@sirus20x6, I’m assuming you want this for laser drilling of via. I think you will run into a couple of problems with the GF in this application.
First, @jkopel is correct, you will most likely have issues going through the copper layer with a 45W laser.
Secondly, you will also probably have an issue with accuracy. While the optics on the GF are great, they do not seem to be designed for micron scale alignment. For high density circuits, you need to be able to align to very small targets (usually <100um) to insure you are drilling in the correct locations.
I would recommend an Othermill for quick PCB prototyping. Copper is a great mirror at 10600nm. For cutting it, you want a YAG, fiber, diode, or other laser.
That said, you can (I’m told) get some fantastic, super detailed etching by putting a resist on the material, engraving it off with the laser, then chemical engraving. That doesn’t get you holes though.
Does this mean you could create pcb traces on a copper clad board by putting down a resist then engraving away the negative space with the laser to expose the copper then etching the away the copper with ferric chloride? Could you do a different (but aligned) pattern for the bottom side for double sided boards? What material would you use for the resist? Would the etched away portions with exposed copper act as a mirror? Could the “mirror” damage the laser by reflecting the beam back into the emitter? Any thoughts on using the laser for solder stencils (material, accuracy, etc)?
You could probably use Kapton Tape as a resist. I’ve put that through some pretty nasty chemicals as part of an electroless nickle platting line and it didn’t deteriorate at all. I’ve never used it with ferric chloride though, so you might want to do a test piece. As for double sided, I would imagine it should work.
When doing very short pulses the normal wattage rating doesnt mean much. if the laser is on for a millionth of a second it can far exceed that constant rating of 45watts but will then need some time to cool down before the next pulse.
Normally double sided boards would be impossible on a standard laser but the glow forge has a camera for alignment so hopefully if you print the right fiducial (alignment) marks on both sides of the material this will be possible.
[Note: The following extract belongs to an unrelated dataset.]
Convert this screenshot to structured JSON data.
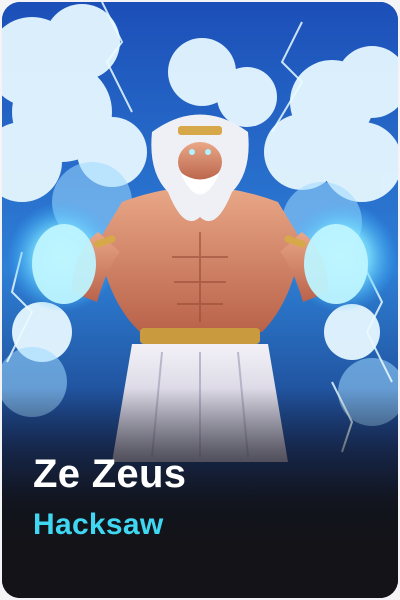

The laser should be fine for making solder stencils, loads of people have done it before even on cheap Chinese lasers there is no reason to believe the glowforge won’t have the same levels of accuracy